White walls are a must. Add warmth to the look to avoid it looking too stark – introduce earthy tones with dark wood and terracotta. Peachy tones also work well to add a softer feel.

Moroccan interiors are all about accent colours. Blues and jewel tones are a must. Introduce turquoise, emerald, jade and amethyst through soft furnishings, tiles and accessories.

 

When it comes to prints and patterns, think bohemian influenced designs. Handwoven tapestries, geometric patterns and bold colours all play a strong role in Moroccan design. Introduce patterns through tiles, Moroccan rugs, wall hangings, cushions and pouffes.

More is more when it comes to fabrics for this scheme. Don’t be afraid to clash prints and colours, and mix and match cushions, throws and curtains. Lots of cushions and throws add a cosy feel. When it comes to curtains, opt for fine lightweight materials to let the light flood in.

 

Top tip: Metallics also play a strong role in completing this look. Lanterns and side tables in brass and copper will pull your scheme together.

 

South Africa

 

 

Image credit: Pinterest

 

South African design explained…

South African design is a style that is less frequently written or spoken about, but is becoming increasingly popular among other cultures. It’s clear to see why – influenced by nature and local materials, South African design is refreshing, unique and eye-catching.

Accessible to all and easy to translate into any style of home, the scheme is centered first and foremost on the African people. Traditional African patterns origially designed in the 18th century are at the forefront, while dyed cottons are the fabric used most in soft furnishings.

 

The local wildlife features heavily in this design. From subtle influences to bolder statements such as animal ides, leather and skulls in furnishings and accessories. South African design is generally quite understated, with the addition of a few standout fabrics and pieces, making this the perfect option if you prefer fuss free interiors with just the right measure of personality and quirks.

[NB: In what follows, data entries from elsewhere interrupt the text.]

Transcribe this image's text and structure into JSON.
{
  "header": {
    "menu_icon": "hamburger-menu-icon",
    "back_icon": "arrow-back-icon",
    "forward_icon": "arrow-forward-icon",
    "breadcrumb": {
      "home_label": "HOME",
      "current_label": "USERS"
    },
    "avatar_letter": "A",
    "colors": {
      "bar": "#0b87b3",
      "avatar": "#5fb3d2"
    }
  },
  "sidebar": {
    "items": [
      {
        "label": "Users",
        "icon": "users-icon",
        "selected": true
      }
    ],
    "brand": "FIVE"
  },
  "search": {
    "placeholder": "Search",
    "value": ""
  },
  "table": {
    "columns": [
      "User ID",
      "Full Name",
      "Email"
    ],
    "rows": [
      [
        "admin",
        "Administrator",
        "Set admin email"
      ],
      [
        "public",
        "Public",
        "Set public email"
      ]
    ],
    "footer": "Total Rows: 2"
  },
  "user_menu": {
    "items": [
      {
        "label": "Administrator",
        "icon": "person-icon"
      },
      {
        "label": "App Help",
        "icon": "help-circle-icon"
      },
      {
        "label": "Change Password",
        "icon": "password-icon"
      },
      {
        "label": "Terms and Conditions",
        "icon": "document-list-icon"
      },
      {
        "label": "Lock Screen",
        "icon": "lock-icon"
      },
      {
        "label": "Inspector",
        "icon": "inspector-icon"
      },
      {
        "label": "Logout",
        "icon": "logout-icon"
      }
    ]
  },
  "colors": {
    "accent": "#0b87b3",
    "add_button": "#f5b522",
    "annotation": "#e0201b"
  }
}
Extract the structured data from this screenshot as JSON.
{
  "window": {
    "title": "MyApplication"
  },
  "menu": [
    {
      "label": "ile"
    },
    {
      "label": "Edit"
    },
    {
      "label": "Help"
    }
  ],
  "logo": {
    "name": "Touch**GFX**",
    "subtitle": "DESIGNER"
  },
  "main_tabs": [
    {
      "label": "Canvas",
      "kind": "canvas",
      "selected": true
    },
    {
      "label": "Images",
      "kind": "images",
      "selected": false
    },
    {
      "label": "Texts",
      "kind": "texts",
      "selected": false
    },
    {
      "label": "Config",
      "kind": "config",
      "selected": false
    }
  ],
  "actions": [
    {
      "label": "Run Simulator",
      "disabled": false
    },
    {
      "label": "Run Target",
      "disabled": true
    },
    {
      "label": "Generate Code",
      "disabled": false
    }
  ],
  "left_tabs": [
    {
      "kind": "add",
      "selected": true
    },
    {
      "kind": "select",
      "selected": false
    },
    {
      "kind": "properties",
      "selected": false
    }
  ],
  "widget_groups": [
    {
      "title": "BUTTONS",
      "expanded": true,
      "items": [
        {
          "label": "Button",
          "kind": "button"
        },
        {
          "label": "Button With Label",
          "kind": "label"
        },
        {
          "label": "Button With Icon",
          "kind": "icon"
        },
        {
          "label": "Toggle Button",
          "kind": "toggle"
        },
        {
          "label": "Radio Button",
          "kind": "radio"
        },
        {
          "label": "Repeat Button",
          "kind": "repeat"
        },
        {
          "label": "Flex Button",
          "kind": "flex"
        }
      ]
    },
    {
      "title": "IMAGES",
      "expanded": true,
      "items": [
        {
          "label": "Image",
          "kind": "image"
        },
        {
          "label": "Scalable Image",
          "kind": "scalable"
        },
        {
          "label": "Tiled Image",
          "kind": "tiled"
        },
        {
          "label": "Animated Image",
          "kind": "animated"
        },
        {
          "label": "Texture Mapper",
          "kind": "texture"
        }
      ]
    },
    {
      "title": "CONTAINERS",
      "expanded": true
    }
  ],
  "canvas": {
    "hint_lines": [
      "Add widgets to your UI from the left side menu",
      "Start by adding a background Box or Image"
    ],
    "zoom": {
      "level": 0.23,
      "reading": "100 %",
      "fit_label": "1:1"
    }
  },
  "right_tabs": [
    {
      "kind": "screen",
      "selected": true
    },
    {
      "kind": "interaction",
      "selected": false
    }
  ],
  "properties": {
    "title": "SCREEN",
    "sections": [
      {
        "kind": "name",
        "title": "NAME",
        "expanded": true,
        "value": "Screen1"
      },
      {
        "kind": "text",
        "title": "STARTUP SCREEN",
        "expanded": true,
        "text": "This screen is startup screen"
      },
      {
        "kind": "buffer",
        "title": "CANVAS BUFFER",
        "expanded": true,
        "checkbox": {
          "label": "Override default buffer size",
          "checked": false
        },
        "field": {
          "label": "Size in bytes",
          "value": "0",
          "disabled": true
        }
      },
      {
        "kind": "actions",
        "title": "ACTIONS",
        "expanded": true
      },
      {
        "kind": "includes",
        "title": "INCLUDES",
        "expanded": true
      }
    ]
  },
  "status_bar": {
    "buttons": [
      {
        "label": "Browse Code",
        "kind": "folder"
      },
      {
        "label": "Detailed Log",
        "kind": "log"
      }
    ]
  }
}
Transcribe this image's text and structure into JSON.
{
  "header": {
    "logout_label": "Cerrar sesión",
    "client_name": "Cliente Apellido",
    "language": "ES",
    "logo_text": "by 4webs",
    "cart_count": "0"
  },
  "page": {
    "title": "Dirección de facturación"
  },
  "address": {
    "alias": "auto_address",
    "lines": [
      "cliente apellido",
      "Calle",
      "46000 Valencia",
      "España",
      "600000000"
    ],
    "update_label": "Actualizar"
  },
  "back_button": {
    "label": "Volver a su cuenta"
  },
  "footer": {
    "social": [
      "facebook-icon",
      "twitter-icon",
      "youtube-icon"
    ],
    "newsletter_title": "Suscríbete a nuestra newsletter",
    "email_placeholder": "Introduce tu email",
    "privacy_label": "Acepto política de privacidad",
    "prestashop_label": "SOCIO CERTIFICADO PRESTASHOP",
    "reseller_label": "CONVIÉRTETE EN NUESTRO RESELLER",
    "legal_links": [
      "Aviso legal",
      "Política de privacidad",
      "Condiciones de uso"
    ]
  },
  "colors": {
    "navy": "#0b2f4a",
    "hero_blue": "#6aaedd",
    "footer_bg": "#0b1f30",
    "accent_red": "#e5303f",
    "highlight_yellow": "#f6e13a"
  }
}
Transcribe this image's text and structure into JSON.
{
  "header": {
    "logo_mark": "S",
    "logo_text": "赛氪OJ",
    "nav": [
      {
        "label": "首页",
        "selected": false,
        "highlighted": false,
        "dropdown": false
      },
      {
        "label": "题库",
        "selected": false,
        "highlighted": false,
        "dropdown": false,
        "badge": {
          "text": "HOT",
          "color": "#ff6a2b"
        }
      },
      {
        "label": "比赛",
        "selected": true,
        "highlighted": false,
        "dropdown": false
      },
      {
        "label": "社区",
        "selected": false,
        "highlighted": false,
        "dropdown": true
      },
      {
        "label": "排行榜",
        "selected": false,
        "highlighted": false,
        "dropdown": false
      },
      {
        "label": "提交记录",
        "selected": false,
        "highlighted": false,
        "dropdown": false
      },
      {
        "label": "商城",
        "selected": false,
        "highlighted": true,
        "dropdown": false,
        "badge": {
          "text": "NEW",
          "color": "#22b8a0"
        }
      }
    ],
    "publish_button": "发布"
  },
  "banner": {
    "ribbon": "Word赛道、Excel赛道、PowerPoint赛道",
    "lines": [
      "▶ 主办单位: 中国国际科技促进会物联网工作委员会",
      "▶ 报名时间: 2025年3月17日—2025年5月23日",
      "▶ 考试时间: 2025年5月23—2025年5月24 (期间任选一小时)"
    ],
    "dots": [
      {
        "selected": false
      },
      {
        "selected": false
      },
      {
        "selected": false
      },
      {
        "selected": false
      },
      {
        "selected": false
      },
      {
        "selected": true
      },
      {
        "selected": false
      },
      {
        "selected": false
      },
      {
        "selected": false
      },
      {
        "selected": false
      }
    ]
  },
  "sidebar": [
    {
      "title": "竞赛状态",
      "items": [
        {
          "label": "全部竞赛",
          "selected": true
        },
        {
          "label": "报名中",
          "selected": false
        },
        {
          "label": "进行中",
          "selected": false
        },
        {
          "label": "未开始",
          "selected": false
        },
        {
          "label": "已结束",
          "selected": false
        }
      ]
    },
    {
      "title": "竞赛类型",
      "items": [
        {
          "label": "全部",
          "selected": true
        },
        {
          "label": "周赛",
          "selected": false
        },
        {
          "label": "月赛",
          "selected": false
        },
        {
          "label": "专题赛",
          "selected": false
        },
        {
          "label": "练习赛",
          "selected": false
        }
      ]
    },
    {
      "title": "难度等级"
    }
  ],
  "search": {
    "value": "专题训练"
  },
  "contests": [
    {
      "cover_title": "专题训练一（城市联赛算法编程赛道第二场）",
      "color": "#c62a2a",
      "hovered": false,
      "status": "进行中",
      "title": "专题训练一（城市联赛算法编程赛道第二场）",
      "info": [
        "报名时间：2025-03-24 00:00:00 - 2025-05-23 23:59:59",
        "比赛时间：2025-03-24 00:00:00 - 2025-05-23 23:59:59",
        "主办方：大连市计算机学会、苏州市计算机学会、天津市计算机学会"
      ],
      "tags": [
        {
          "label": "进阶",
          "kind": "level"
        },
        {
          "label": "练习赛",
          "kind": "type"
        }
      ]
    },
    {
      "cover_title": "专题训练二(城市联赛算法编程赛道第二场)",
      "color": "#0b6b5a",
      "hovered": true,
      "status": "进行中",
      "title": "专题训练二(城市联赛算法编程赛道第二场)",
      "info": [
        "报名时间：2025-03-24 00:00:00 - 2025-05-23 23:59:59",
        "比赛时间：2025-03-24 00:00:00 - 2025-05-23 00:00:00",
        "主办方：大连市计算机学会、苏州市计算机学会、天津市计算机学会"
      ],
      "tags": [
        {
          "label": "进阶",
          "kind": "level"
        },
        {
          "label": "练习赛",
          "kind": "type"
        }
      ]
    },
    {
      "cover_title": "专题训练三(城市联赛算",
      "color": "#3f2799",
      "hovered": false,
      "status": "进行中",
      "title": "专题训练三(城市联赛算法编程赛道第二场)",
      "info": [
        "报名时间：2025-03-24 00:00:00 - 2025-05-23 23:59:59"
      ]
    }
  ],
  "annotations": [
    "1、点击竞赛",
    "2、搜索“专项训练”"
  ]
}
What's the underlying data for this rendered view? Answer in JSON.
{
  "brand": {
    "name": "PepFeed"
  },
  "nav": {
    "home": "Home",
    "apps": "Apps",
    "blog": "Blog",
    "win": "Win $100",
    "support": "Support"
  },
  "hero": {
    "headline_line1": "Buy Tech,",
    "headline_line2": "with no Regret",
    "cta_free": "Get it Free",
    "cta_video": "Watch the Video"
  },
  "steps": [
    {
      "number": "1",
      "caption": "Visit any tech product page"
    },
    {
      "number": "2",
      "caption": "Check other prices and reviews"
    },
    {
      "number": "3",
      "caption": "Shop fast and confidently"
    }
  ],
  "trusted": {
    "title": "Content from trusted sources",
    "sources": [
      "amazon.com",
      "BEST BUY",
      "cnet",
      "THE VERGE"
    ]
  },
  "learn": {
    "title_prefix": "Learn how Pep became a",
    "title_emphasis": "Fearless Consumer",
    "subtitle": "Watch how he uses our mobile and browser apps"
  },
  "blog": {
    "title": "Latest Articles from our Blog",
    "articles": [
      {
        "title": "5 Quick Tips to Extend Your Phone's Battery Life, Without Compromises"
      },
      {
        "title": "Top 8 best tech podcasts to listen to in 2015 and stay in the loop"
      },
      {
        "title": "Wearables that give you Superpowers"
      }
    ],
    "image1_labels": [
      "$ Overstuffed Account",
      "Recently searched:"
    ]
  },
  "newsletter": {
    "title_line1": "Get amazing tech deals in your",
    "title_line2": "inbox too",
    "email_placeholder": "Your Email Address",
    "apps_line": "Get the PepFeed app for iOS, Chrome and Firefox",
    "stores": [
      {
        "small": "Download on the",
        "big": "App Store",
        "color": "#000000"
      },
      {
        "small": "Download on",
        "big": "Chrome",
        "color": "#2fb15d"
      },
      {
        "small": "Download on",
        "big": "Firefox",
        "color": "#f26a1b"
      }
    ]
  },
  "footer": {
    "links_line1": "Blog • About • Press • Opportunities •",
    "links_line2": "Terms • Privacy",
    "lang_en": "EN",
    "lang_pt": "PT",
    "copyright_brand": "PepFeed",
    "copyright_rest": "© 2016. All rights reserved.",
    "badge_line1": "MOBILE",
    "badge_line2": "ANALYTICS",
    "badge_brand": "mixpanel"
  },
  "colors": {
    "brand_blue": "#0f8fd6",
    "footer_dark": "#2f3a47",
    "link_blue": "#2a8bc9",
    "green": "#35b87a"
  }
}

Updating your interiors with South African design…

When it comes to translating this style into your own home, the South African design works in almost any room, and could even influence the design in your entire home. Diverse and  powerful, yet understated, this look is all about adding interest with colours and natural materials.

To introduce South African style into your interiors, keep walls white and simple, and build the look using furnishings, fabrics and accessories. Choose furniture in dark wood with subtle and slightly worn tribal details. Generally colours should be kept muted, but this doesn’t mean that you have to avoid colour all together. For the living room, consider creating a focal point with a bold painted coffee table in rust, finished with a statement pendant light above in brass.

 

Accessories can include a skin or hide as a rug, tribal inspired wall art and woven cushions in neutral shades.

 

Colours, prints and textures...

 

 

The colours within this scheme tend to be earthy and mostly neutral, but can include pops of colour inspired by the landscapes of South Africa. For your base shades, choose white, taupe, brown and black, and add personality with red and gold details. Or alternatively, play on the tribal theme and introduce burnt orange and a bold green.

Tribal prints are the obvious choice when it comes to prints and patterns. Think zig zag patterns in monochrome as well as traditional African designs in deep earthy shades when it comes to soft furnishings and the finer details. In additional, animal prints can also be used too. Try a skin or hide rug on the floor, and zebra or tiger print cushions.

Wicker and raffia add additional texture to this look. Try adding a collection of wicker baskets in bare wood, or painted in black and white tribal designs.

 

Top tip: Hammered metal is an important element in this design too, which reflects the region’s mining industry. Copper, gold and brass are all great options. Introduce a few clay vases and accessories to finish, to introduce a handmade element.

 

With so many wonderful design schemes from around the world in 2019 to feel inspired by, it can be tricky to pick just one. When thinking about adding a global influence to your home, consider which scheme resonates the most with your own unique sense of style, your values and how you wish your home to feel.